When you think of preserving sweet fruits like strawberries, The most obvious is, well, preserves. Since that does not involve fermentation, that was a non-starter. WINE! I once watched Sandor Katz make a country wine from strawberries during my stay at his residency program, so that was the next idea.
Lactic acid fermentation of fruits like strawberries is difficult, due to their high sugar content (which tends to ferment into alcohol) and because of their naturally high acidity (pH around 3). Now you can make a fast fruit chutney and get some lactic acid fermentation. But green strawberries have more starch and less sugar content than their ripe counterparts. They behave more like cucumbers or other vegetables. I found some “quick-pickled” recipes (made with vinegar) to get some inspiration on the spices, but tried brining them instead.

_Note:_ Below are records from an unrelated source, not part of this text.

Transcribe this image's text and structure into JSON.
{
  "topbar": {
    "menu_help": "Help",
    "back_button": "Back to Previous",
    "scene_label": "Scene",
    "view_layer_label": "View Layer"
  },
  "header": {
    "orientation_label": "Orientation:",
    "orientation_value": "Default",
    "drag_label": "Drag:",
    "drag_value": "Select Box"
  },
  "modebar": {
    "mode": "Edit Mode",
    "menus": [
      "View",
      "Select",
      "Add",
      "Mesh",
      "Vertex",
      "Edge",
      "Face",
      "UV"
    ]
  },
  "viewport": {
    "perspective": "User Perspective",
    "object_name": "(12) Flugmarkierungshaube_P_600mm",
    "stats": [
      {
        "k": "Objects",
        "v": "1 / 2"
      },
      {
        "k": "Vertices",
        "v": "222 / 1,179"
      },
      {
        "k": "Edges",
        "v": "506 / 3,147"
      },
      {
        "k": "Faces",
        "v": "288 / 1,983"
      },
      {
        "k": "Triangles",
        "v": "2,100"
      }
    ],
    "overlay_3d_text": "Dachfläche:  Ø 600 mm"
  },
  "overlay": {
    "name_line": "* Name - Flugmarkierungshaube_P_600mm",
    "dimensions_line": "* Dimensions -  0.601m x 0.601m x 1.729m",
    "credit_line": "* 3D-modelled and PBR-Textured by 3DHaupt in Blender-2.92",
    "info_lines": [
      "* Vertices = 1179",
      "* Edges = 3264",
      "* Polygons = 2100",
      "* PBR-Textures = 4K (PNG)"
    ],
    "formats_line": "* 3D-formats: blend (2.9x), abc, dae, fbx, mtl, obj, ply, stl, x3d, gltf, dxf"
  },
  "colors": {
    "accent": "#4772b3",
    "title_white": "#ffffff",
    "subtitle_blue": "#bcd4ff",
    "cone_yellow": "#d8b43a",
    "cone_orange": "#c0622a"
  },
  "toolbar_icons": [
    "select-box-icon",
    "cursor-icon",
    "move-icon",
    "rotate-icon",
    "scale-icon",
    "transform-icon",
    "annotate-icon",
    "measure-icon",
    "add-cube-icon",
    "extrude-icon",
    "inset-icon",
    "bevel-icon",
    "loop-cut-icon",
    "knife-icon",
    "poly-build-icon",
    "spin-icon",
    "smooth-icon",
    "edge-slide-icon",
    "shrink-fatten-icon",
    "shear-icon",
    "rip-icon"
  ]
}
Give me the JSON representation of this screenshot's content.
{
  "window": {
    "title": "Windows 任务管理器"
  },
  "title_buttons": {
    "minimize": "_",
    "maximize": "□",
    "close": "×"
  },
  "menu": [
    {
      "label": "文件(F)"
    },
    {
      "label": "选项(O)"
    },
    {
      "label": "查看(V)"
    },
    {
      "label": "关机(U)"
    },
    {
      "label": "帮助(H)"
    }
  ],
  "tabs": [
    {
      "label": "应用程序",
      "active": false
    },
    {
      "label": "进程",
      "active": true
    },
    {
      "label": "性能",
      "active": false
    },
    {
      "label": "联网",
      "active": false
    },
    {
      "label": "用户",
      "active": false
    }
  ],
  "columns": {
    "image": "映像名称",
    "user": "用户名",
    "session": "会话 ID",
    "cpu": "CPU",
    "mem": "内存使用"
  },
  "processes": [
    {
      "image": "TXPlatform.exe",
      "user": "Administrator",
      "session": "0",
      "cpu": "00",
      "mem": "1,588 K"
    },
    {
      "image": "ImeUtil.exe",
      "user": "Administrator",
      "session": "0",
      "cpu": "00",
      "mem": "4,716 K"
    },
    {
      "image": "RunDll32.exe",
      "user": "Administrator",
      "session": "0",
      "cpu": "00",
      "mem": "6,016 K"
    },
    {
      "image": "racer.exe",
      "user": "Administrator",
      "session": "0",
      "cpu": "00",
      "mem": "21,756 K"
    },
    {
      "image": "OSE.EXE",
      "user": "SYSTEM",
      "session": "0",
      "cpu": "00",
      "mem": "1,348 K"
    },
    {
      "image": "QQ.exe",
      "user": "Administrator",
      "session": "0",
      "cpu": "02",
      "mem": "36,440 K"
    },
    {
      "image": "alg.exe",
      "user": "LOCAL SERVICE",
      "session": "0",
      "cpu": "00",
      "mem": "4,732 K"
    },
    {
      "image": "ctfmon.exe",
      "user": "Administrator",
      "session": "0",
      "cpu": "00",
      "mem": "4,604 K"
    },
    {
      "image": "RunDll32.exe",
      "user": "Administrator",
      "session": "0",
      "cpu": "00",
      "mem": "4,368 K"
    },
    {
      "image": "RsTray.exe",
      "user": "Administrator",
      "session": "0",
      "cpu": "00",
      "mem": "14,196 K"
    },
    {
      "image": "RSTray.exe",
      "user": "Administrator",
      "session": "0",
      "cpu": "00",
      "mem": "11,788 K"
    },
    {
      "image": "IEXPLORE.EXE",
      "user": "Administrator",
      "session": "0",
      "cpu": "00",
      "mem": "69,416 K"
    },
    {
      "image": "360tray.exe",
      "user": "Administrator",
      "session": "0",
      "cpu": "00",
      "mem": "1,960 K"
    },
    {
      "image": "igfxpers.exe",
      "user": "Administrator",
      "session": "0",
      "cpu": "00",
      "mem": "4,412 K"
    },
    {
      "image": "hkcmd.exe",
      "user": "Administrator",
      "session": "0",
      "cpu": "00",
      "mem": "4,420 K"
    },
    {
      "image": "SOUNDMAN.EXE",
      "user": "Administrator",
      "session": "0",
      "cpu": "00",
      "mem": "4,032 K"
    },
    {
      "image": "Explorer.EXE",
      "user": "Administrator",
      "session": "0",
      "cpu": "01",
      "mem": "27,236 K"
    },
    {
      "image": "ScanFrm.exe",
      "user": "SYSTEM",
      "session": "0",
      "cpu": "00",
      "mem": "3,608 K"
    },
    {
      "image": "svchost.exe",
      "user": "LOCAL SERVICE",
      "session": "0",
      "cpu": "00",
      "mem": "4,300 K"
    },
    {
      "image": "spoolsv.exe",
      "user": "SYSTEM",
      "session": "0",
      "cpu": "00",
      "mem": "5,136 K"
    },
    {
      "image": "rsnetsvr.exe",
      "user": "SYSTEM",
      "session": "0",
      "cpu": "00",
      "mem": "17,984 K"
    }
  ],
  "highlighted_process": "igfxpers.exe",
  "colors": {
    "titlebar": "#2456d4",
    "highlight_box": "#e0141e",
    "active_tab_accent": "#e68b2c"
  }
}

We did manage to get ripe berries into a strawberry sauerkraut by dehydrating them first.
Now, are we saying pickled green strawberries are this year’s darling ingredient, like Brussels Sprouts were last year? It’s too early to say, but we have seen them making guest appearances on the menus of trendy spots around town. Of course, we’re leap-frogging the trend as usual by fermenting them rather than quick-pickling (learn the difference!)
Eventually I did get fermentation activity, and the green berries softened up nicely. They still had a lot of crunch, like a cucumber, with just an essence of berries.
- 1¼ to 1½ lbs. fresh green strawberries
- 2 ripe strawberries
- 4 bay leaves (dried)
- 5 slices of orange peel
- 2 Tablespoons/30mL raw apple cider vinegar
- ½ teaspoon whole allspice berries
- 1½ cups filtered water
- 2 teaspoons sea salt
- Dilute sea salt into water to make brine.
- Remove leafy tops from strawberries and slice in half lengthwise.
- Add strawberries to a quart-sized mason jar.
- Add brine, orange peel, bay leaves, allspice and apple cider vinegar.
- Insert plastic lid or other object which will keep the strawberries submerged in the brine.
- Close the lid tightly (or use airlock) and set on kitchen counter.
- After 3 days (if not using airlock), see if fermentation has begun by "burping" the jar to release pressure.
- Ferment another 2-4 days, burping occasionally. The strawberries will soften further.
- Put in refrigerator when the strawberries have softened to your liking.
I think they go well with a creamy mild cheese (think brie or camembert), on a cheese or charcuteries plate, sliced on a sandwich, sprinkled into a green salad, as a cocktail garnish, or simply stirred into some yogurt or porridge.
How would you use them, Fermenters? Add your comments below!